Tech from Singularity’s Children: Vacuum Dirigible

Article from the 1930s with a concept for a Vacuum Dirigible (Sky Whale).

“LONG before the invention of the Mongolfier fire balloon, and just as soon as it was discovered that air has weight, an ingenious clergyman, the Rev. Francis Lana, S. J., suggested that the buoyancy of a vacuum might be used to make an air-craft rise (as sketched at the right). This was the first real scientific suggestion for a lighter-than-air craft; before his time, people had suggested putting dew in a vessel, because “dew has a natural tendency to rise,” as shown by its evaporation. But, unfortunately, it is hard to make a ball which can resist a pressure of a ton to the square foot without collapsing, and yet be lighter than the air it displaces.”

The Singularity’s Children SkyWhale flexes its hull to ‘swim’ through the air and uses Magneto-Hydrodynamic affecters in its hull-envelope to accelerate plasma across its skin reducing drag and providing thrust.

The SkyWhale vacuum dirigible keeps its envelope open by magnetically containing super-fluid and spinning it through a helical loop up and down its hull. This active dynamic structure employs centripetal forces to keep the envelope open and requires less mass than an equivalent passive rigid structure.

Tech from Singularity’s Children: Printing Organs in Space
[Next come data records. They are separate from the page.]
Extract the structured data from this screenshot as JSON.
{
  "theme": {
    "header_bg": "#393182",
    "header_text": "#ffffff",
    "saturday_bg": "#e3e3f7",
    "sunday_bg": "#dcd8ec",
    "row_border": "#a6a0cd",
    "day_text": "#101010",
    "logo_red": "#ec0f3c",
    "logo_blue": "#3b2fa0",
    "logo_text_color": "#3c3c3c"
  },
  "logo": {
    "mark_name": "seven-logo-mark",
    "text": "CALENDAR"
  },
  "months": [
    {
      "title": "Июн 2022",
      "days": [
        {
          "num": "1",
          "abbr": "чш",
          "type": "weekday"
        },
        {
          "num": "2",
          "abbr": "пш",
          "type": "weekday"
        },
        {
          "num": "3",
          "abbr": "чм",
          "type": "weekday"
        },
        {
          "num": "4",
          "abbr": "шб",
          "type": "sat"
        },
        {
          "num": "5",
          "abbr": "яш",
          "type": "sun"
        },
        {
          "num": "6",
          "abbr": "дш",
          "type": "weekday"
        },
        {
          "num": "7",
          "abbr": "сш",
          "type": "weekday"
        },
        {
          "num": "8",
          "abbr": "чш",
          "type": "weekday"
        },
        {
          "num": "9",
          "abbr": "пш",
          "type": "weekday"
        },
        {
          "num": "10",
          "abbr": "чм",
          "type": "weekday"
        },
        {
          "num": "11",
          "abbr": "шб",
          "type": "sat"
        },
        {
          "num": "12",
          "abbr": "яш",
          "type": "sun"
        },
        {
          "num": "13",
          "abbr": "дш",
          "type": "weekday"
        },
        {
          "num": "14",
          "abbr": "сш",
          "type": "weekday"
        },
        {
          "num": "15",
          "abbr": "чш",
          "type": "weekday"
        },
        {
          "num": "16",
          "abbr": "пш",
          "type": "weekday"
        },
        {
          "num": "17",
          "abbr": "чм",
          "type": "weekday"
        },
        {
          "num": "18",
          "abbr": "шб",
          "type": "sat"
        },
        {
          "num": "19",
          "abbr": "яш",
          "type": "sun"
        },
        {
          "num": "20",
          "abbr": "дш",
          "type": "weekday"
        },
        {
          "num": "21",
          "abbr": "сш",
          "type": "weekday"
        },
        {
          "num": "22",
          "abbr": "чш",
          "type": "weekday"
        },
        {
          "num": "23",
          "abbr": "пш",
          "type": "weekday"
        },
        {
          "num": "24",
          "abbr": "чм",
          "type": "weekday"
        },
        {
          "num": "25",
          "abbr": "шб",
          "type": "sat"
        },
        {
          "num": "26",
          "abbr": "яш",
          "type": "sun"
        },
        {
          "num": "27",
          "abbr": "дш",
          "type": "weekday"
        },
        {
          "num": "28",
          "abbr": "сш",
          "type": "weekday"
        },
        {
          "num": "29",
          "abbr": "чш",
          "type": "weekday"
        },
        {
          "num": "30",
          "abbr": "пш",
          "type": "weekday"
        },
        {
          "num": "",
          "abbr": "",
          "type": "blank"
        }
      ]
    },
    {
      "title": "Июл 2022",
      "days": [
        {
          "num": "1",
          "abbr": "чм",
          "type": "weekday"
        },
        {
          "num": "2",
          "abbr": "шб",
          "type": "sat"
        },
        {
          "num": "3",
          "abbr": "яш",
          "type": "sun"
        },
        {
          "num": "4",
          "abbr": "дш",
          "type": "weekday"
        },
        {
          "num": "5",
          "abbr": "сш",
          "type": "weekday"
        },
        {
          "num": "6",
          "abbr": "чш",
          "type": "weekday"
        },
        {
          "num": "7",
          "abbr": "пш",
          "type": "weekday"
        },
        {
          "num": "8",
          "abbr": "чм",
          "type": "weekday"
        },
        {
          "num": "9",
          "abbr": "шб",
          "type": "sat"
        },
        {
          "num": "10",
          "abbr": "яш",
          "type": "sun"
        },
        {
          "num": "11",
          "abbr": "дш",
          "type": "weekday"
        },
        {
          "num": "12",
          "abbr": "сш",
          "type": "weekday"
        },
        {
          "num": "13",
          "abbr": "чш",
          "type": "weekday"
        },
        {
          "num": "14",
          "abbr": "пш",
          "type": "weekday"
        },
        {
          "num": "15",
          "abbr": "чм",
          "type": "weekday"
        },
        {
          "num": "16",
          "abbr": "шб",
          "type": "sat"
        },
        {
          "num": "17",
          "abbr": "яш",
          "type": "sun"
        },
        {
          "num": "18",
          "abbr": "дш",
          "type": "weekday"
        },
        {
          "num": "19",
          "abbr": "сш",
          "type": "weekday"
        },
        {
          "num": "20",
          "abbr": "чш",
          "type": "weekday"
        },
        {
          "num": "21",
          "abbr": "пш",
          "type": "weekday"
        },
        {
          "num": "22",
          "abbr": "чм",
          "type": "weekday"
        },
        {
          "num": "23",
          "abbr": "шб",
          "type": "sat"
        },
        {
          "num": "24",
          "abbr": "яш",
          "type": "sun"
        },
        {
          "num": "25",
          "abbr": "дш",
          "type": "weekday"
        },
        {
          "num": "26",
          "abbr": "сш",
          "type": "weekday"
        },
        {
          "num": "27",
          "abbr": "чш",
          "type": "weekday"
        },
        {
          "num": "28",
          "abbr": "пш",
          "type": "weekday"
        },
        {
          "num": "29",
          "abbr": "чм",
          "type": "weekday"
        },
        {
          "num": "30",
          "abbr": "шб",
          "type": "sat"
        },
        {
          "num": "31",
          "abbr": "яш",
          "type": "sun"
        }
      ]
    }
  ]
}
I was talking to a friend recently. He pointed out that people will read my books and find them quite topical, noting perhaps that many of the fictional events and technologies parallel developments in the ‘Real‘… and not checking the dates when I wrote about the topics!!

Here’s one: “Astronauts growing new organs on International Space Station”

“The experiment uses ‘weightlessness as a tool’, according to Cara Thiel, one of the two researchers from the University of Zurich who are conducting the research.”

My next book is going to be written either in the far-future, or distant past! 😉

Cross Pollination: Featured Interview with Greg Prado

Lobster Books is linking me up with other indie authors to do some cross-pollination. Continuing the series, here is an interview with Greg Prado. I have not read his books myself, but hear good things!

Thanks for doing this interview with Lobster Books!
Science fiction authors necessarily spend a lot of time thinking about what might happen. A few standard tropes tend to make their way into the public mindset as well. Of the following more common tropes, which do you think will chronologically come first, and why? Tropes: first contact with aliens, instant (ansible) communication across unlimited distances, teleportation, deep space travel with humans in stasis, colonizing other planets.

I feel like colonizing other planets has to be the first possibility. Outside the extremely random possibility of an alien finding us, I’d say that’s a given. Moon base would likely be first, followed by Mars or Venus, then who knows?

When huge changes in technology occur, they are always accompanied by massive shifts in social aspects of humanity as well. What kind of social impact do you think will happen alongside the next major technological discovery?

I think general AI (unrestricted learning) is going to be the biggest game-changer in our society. People are just naïve enough to allow themselves to be programmed out of a job. I truly hope it is regulated soon. Otherwise cruel men will do what they always do and cut out entire segments of the workforce. I think either way the change will begin to occur soon. I hope we are wise enough to handle the repercussions.

Many sci-fi books and movies rely on a unified Earth government in the face of an alien threat. Do you think something like is possible? Are humans capable of coming together to face an external threat or will our inability to get along en masse be our undoing?

Not at first. I think if a few cities got glassed, we could probably reach an agreement a bit more quickly. I think once we decided to collaborate, we would put aside our differences while the immediate threat passed, while also trying to figure out how to come out on top post-conflict.

What kind of futuristic technology that’s currently being researched fascinates you the most? (Thinking of mentally controlled prosthetics, quantum entanglement, private space flight / tourism, brain augmentation, etc.)

I use mentally controlled technology a lot in my books. I first used it in my book “Darkly” almost ten years ago. I decided on the name Neuralink back then. It is funny because after Elon Musk’s innovation, now everyone is going to think I copied his name.

In my books the interface is mainly used for extremely quick vehicles and exo-suits. This enables the user to naturally control some very difficult to work machinery. I think that it will be a huge challenge to implement well, but I also see some great potential for applications.

Awesome! Thanks for doing this interview!

You can find more about Greg and his books at the links below: